Segment Start: EXERCISE DATA

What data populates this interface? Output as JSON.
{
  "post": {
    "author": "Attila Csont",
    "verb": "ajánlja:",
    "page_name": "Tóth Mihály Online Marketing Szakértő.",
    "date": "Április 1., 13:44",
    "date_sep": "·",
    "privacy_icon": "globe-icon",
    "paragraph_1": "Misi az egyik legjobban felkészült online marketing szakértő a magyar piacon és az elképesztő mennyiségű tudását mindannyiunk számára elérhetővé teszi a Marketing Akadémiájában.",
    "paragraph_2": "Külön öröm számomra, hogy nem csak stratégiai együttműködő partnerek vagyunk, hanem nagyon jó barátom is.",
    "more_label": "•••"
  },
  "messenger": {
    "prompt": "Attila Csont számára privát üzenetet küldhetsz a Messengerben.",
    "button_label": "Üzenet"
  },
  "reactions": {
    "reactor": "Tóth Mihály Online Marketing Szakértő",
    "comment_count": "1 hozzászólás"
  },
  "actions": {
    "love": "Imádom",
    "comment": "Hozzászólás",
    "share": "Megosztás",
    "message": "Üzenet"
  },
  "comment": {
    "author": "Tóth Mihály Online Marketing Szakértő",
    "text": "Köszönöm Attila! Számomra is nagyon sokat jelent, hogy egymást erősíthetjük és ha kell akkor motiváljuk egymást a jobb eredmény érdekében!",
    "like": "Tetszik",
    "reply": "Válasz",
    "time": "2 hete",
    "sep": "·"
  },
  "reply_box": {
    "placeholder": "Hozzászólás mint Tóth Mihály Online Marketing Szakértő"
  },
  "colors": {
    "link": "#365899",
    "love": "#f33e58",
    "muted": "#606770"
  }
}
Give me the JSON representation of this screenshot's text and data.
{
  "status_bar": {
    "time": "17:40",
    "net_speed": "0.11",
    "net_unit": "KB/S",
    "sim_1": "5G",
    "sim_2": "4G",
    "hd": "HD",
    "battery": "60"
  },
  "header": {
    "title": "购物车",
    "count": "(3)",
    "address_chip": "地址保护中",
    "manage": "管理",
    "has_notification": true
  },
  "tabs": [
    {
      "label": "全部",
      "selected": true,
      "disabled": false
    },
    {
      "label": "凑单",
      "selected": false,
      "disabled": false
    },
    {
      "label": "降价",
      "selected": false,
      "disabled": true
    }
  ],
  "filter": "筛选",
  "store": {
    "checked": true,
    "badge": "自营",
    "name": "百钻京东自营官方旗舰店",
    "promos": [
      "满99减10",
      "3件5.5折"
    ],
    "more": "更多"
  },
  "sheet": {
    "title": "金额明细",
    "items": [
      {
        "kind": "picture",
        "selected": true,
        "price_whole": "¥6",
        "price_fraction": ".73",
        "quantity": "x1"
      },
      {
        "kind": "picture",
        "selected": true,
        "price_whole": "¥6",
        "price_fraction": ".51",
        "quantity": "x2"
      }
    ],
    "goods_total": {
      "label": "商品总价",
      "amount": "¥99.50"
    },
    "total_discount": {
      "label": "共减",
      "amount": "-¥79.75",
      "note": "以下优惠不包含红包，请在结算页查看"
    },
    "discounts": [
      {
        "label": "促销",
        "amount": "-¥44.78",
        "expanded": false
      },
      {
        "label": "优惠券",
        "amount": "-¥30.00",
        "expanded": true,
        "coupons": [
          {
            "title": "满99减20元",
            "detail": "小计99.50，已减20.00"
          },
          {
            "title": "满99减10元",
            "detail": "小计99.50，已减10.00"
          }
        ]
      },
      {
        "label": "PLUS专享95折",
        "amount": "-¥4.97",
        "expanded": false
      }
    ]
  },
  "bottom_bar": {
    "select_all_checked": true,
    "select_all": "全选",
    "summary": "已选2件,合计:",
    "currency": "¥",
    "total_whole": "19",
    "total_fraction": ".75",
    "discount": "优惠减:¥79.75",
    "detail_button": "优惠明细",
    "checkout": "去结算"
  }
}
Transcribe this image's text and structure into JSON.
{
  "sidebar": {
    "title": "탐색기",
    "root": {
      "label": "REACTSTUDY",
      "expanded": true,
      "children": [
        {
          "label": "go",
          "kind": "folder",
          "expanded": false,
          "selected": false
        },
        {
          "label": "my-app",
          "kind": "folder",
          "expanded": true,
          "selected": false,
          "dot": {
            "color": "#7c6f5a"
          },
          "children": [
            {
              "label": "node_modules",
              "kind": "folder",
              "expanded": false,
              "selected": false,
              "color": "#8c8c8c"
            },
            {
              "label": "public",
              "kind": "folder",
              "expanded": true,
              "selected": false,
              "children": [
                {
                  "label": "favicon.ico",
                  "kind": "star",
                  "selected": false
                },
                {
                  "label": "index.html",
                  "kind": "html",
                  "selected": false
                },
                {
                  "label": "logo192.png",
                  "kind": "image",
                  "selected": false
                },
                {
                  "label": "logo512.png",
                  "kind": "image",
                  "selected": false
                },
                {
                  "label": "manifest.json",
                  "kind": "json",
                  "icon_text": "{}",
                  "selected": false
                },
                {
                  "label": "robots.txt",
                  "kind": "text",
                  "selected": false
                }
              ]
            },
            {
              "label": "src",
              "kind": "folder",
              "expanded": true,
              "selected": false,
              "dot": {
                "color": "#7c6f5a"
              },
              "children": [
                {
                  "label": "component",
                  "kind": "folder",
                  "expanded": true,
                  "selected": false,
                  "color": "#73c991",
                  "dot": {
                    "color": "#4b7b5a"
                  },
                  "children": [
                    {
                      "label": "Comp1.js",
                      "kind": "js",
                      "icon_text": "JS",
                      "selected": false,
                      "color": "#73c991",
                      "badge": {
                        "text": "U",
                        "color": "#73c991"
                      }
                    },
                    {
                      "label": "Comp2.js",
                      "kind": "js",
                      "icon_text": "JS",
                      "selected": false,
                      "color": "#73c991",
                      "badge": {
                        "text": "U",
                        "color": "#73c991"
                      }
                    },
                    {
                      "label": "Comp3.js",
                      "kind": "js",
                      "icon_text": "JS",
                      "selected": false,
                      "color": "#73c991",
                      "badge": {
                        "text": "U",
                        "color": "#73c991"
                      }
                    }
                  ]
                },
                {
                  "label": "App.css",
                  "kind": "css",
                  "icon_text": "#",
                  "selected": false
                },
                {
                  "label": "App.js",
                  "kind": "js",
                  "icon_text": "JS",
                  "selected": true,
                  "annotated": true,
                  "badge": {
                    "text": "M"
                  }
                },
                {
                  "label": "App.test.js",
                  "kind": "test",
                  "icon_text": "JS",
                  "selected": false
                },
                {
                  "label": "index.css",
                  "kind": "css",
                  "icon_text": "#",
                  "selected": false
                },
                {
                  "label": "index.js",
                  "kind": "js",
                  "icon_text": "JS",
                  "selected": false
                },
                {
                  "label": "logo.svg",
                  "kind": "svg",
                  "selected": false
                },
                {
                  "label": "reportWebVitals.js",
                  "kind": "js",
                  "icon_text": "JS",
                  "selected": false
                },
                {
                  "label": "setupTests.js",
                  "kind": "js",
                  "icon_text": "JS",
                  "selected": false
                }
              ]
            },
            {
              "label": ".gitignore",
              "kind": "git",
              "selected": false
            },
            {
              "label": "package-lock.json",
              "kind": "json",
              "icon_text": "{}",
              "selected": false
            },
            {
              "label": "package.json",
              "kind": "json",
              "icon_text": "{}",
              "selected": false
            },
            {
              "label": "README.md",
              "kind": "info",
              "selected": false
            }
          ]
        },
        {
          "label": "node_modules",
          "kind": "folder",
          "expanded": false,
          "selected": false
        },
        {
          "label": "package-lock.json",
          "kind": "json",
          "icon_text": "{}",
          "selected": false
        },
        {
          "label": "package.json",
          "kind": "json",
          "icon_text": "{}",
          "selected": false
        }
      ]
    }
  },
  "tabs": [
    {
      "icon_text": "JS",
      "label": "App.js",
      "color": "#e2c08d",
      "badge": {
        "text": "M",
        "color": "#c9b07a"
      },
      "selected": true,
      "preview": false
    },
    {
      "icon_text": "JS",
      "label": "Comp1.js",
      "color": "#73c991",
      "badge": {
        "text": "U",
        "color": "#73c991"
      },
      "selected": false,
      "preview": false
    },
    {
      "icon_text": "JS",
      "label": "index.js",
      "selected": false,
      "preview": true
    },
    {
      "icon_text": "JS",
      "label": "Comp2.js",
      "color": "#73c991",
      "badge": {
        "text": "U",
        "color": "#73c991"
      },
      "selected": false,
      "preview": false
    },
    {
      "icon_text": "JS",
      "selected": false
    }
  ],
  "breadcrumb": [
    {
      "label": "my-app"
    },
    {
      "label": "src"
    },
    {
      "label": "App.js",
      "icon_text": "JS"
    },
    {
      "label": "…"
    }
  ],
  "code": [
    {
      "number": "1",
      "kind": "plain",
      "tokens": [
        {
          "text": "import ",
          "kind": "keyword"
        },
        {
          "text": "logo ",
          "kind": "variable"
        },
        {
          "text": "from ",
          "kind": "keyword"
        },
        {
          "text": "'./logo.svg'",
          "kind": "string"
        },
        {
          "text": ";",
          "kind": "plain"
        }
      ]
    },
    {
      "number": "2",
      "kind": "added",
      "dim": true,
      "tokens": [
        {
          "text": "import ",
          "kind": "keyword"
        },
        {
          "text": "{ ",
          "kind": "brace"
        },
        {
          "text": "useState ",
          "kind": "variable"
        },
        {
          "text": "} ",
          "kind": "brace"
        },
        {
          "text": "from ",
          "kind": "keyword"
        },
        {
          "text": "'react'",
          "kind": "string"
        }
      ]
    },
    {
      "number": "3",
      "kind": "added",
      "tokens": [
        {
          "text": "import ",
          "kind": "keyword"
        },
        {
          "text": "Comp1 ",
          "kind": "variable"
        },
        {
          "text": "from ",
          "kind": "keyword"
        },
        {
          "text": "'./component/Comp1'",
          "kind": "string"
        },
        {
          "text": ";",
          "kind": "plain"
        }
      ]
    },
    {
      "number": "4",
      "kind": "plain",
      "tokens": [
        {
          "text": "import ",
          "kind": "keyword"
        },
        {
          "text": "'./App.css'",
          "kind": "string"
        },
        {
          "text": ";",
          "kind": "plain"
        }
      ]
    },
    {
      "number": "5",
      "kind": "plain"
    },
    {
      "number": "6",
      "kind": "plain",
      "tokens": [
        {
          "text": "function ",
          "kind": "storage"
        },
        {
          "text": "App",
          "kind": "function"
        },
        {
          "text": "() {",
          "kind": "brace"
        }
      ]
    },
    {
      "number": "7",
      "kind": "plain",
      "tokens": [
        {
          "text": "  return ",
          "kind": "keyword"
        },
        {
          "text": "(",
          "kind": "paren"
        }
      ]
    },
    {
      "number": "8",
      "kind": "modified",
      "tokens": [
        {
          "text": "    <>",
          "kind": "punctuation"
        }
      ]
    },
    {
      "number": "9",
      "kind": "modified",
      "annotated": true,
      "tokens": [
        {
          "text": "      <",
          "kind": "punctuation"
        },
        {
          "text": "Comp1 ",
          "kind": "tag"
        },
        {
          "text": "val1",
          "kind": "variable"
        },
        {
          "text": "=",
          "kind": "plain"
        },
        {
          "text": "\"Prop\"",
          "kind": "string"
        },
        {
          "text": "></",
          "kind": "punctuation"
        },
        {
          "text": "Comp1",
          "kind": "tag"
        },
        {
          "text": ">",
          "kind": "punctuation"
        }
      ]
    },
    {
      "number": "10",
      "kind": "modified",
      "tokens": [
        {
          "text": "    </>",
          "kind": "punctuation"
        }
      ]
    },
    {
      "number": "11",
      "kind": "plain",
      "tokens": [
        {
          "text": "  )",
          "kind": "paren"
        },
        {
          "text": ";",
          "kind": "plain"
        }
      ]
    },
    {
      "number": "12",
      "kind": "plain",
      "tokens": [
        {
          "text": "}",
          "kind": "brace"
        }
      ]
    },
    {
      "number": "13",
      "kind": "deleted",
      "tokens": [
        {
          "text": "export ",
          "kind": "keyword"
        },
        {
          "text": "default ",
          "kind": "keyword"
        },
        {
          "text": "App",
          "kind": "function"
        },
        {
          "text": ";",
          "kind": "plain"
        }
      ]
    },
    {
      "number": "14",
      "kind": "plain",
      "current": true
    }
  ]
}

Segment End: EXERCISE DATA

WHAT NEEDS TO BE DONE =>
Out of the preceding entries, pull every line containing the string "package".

ANSWER TO THE PROBLEM =>
              "label": "package-lock.json",
              "label": "package.json",
          "label": "package-lock.json",
          "label": "package.json",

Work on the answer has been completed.